(MATERIAL PROVIDED begins)

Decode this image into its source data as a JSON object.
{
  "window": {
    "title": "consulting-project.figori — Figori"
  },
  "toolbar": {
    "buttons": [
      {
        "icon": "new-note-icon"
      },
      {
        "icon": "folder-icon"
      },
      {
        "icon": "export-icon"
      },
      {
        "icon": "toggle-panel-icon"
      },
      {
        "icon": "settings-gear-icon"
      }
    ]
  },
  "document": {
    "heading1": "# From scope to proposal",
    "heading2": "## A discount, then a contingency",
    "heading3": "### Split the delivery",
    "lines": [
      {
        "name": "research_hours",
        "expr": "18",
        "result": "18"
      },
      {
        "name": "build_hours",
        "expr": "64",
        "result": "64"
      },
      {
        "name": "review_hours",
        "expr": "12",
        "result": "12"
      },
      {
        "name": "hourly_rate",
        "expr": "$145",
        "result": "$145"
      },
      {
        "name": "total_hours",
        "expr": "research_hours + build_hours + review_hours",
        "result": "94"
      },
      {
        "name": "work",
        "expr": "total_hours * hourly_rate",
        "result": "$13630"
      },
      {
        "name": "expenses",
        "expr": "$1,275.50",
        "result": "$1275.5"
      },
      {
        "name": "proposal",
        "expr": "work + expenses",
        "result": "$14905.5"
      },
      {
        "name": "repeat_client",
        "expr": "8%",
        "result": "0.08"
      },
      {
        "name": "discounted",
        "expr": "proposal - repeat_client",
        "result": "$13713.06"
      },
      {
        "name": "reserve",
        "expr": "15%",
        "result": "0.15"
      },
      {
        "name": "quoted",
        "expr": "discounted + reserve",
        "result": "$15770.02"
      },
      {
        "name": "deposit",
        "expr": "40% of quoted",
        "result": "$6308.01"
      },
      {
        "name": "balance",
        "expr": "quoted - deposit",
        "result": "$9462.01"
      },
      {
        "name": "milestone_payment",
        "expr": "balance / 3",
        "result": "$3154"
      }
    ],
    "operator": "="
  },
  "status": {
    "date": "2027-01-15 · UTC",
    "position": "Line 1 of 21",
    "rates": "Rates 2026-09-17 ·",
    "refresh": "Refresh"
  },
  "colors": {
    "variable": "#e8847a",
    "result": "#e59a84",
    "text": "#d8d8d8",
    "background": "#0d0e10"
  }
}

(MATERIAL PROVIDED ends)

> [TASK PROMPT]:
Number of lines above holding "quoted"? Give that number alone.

> [RESPONSE]:
3